WHAT YOU ARE ASKED TO DO:
Nothing but the pictures may be left out. Restate the rest of the entries word for word.

DATA FOR ANALYSIS:
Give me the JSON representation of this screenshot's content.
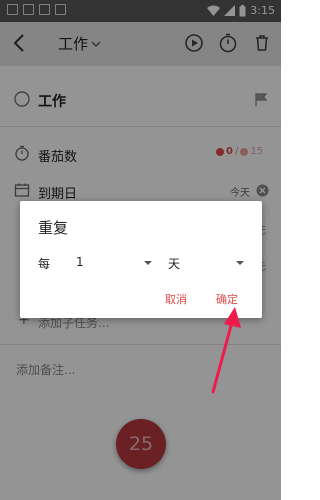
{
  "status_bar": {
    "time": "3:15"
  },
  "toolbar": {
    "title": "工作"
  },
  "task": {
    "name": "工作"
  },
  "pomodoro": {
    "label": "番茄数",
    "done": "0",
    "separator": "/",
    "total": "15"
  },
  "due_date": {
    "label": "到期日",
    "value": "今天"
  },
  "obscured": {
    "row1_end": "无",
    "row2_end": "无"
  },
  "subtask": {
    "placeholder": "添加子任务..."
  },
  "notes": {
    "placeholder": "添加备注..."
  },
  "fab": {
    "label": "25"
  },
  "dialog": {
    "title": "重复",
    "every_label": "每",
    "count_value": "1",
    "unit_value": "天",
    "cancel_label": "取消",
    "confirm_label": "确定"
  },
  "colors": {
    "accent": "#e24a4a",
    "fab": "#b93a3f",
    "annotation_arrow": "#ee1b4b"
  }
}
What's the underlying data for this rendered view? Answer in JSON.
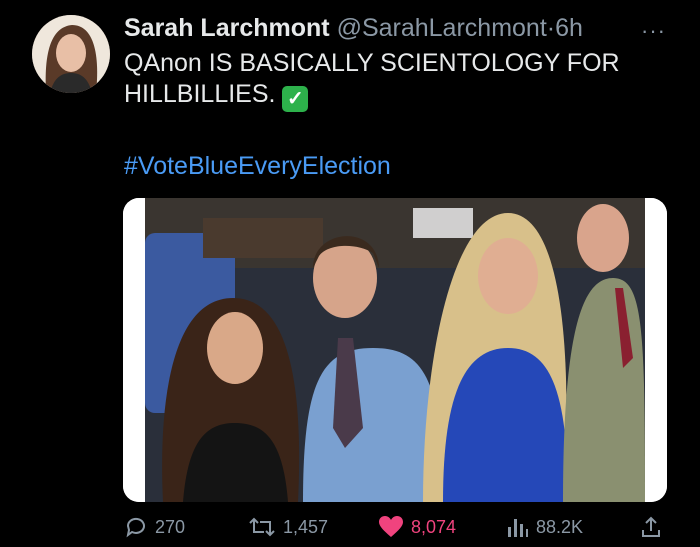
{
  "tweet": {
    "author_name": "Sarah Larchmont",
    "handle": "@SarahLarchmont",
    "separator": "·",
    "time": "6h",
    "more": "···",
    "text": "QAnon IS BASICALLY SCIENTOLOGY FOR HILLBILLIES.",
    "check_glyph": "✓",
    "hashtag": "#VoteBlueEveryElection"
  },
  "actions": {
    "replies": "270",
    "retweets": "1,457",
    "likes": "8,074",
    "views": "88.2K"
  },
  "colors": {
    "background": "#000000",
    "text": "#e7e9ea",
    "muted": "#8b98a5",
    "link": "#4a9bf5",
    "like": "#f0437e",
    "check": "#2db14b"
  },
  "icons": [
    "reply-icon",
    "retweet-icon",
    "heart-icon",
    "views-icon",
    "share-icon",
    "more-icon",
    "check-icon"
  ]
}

EXPECTED ANSWER:
Give me the JSON representation of this screenshot's content.
{
  "status_bar": {
    "time": "3:15"
  },
  "toolbar": {
    "title": "工作"
  },
  "task": {
    "name": "工作"
  },
  "pomodoro": {
    "label": "番茄数",
    "done": "0",
    "separator": "/",
    "total": "15"
  },
  "due_date": {
    "label": "到期日",
    "value": "今天"
  },
  "obscured": {
    "row1_end": "无",
    "row2_end": "无"
  },
  "subtask": {
    "placeholder": "添加子任务..."
  },
  "notes": {
    "placeholder": "添加备注..."
  },
  "fab": {
    "label": "25"
  },
  "dialog": {
    "title": "重复",
    "every_label": "每",
    "count_value": "1",
    "unit_value": "天",
    "cancel_label": "取消",
    "confirm_label": "确定"
  },
  "colors": {
    "accent": "#e24a4a",
    "fab": "#b93a3f",
    "annotation_arrow": "#ee1b4b"
  }
}
What's the underlying data for this rendered view? Answer in JSON.
{
  "tweet": {
    "author_name": "Sarah Larchmont",
    "handle": "@SarahLarchmont",
    "separator": "·",
    "time": "6h",
    "more": "···",
    "text": "QAnon IS BASICALLY SCIENTOLOGY FOR HILLBILLIES.",
    "check_glyph": "✓",
    "hashtag": "#VoteBlueEveryElection"
  },
  "actions": {
    "replies": "270",
    "retweets": "1,457",
    "likes": "8,074",
    "views": "88.2K"
  },
  "colors": {
    "background": "#000000",
    "text": "#e7e9ea",
    "muted": "#8b98a5",
    "link": "#4a9bf5",
    "like": "#f0437e",
    "check": "#2db14b"
  },
  "icons": [
    "reply-icon",
    "retweet-icon",
    "heart-icon",
    "views-icon",
    "share-icon",
    "more-icon",
    "check-icon"
  ]
}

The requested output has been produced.